● **Requirement**
Check each line below for the word "JSON". How many have it? Answer with the number only.

--- Extracted data Enclosed Below ---

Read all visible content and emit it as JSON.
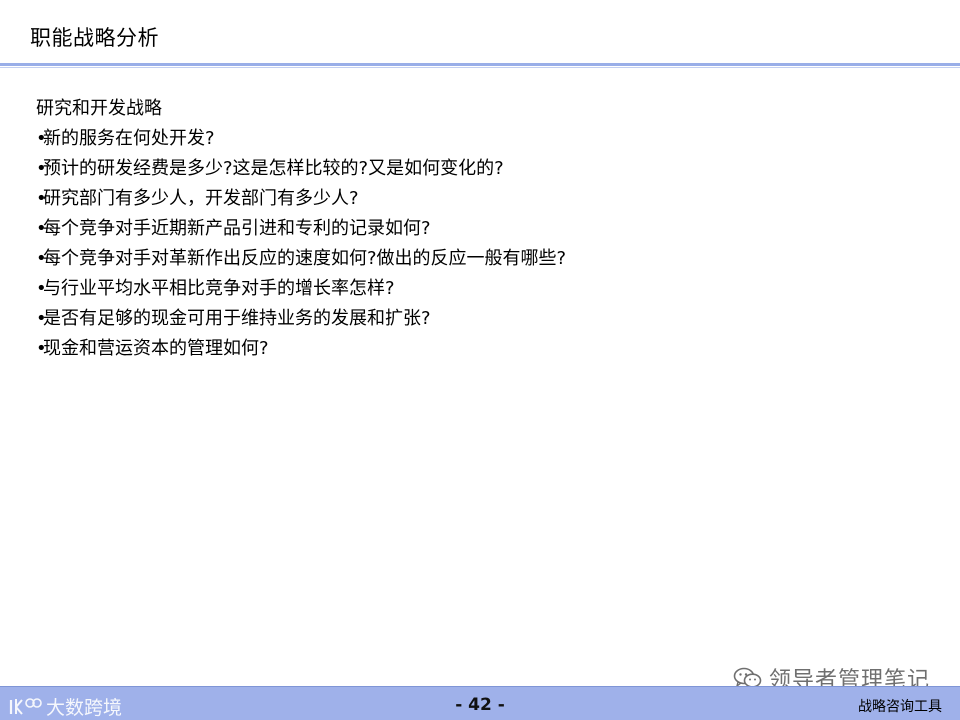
{
  "slide": {
    "title": "职能战略分析",
    "heading": "研究和开发战略",
    "bullet_marker": "•",
    "bullets": [
      "新的服务在何处开发?",
      "预计的研发经费是多少?这是怎样比较的?又是如何变化的?",
      "研究部门有多少人，开发部门有多少人?",
      "每个竞争对手近期新产品引进和专利的记录如何?",
      "每个竞争对手对革新作出反应的速度如何?做出的反应一般有哪些?",
      "与行业平均水平相比竞争对手的增长率怎样?",
      "是否有足够的现金可用于维持业务的发展和扩张?",
      "现金和营运资本的管理如何?"
    ]
  },
  "watermark": {
    "icon": "wechat-icon",
    "text": "领导者管理笔记"
  },
  "footer": {
    "logo_text": "大数跨境",
    "logo_icon": "brand-logo-icon",
    "page_number": "- 42 -",
    "label": "战略咨询工具"
  },
  "colors": {
    "accent_rule": "#99aee8",
    "footer_bar": "#9fb1ea",
    "text": "#000000"
  }
}
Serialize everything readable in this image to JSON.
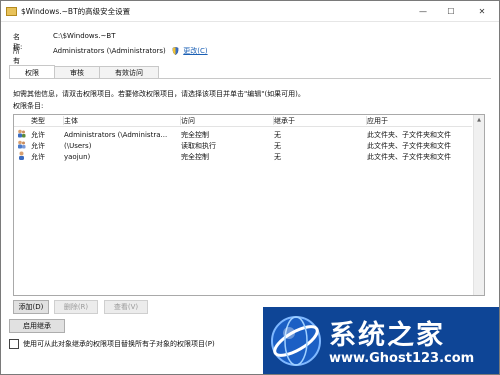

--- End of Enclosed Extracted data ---

● **Reply to the task**
2